When I went up to McClellan for the firefighting conference, I got to see the HC-27J airframes that had been transferred to the Coast Guard. They will replace the C-130 airframes that they have been using. I posted about that airframe in this post. I was recently staying back up in the area so decided to see what was happening at the field. The Coast Guard has now started repainting the airframes so now they are showing up in their own colors rather than being in the grayness which they were transferred. There was also a C-130 parked up. It didn’t look too active. I assume it will be heading off for firefighting conversion soon.
Defense acquisition programs are not renowned for being the most efficient and sensible programs. Selection of products and suppliers is heavily influenced by politics and locations along with the technical capabilities. Some programs have momentum due to their joint use nature. This doesn’t always mean that the departments involved actually like them. Such is the case of the Alenia C-27J Spartan. Based on the older G222 airframe but updated with the same engines as the C-130J, the aircraft was selected for the Joint Cargo Aircraft program between the USAF and the Army.
Eventually, control of the program was moved from the Army to an Air Force only program. Meanwhile, the Air Force was not showing a lot of love for the aircraft. They had other programs they were more interested in. The result was that aircraft started getting delivered to storage and the Air Force was looking for a way out. That way is the Coast Guard. These aircraft will replace some old C-130s in Coast Guard service and the displaced aircraft will go for firefighting duties. The Coast Guard station at Sacramento has received its first aircraft. I saw one of them head out on a training flight while another could be seen in the hangar. Apparently, they will soon be repainted in Coast Guard colors and the 130s will start to head off to their new life. It will probably be unusual in due course to have a C-27J in Coast Guard markings but in the gray color scheme.
Russian airliner development has not been a terribly successful area for the last couple of decades. While Tupolev produced a huge number of 134 and 154 jets, by the time the 80s and 90s came around, things had got far less productive. The Ilyushin 86 and 96 were not successes and the TU204 has struggled throughout its time in production despite various efforts at upgrading it. Sukhoi made an effort to break this cycle by partnering with Alenia to create the Sukhoi Superjet.
This 90-100 seat jet makes use of western systems and powerplants co-developed with SNECMA of France to try and come up with a modern technology airliner. The Alenia tie in is intended to provide a support network that will appeal to western airlines while having a production cost base the delivers a plane at a price that is hard to beat. The result has not been stellar. Western customers have been hard to come by. Interjet in Mexico is the only current operator and it is happy by all accounts. VLM has discussed taking the planes but apparently the delivery schedules are proving problematic. Far east campaigns were more promising but the crash of an aircraft on a demonstration flight in Indonesia killing a lot of customers and officials has tainted the reputation. Even in Russia things have been tricky with customers returning aircraft due to poor performance.
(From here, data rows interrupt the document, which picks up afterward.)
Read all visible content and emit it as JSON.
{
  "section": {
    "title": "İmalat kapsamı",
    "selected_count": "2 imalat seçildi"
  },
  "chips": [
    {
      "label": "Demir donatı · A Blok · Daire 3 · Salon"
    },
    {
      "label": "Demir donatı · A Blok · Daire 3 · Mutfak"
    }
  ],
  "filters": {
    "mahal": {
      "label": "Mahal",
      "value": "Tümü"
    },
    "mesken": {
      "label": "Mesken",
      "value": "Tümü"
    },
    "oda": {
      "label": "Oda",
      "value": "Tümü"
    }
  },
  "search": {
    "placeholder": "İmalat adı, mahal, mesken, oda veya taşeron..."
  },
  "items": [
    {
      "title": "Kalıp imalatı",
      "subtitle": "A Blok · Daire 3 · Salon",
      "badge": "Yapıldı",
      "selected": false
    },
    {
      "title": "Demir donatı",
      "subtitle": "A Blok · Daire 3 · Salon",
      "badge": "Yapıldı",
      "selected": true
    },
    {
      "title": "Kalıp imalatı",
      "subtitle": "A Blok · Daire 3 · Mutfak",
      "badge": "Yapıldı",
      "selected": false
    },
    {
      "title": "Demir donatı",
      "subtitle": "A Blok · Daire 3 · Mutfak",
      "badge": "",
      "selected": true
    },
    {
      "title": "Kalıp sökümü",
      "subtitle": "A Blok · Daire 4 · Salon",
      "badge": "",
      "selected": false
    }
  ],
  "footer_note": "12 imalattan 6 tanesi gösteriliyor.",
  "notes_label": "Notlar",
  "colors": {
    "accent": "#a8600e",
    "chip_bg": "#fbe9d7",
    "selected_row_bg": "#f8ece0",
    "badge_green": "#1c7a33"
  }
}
Having a problem with deliveries is an ongoing issue and the number of aircraft that have come out of the plant is well below the projections Sukhoi originally gave. I have only seen one example so far. This one made a brief appearance at the Royal International Air Tattoo at Fairford a few years back when I was there. Interjet flies theirs to the US but not anywhere near me at the moment. Hopefully that will change soon because I would like to see more of this jet.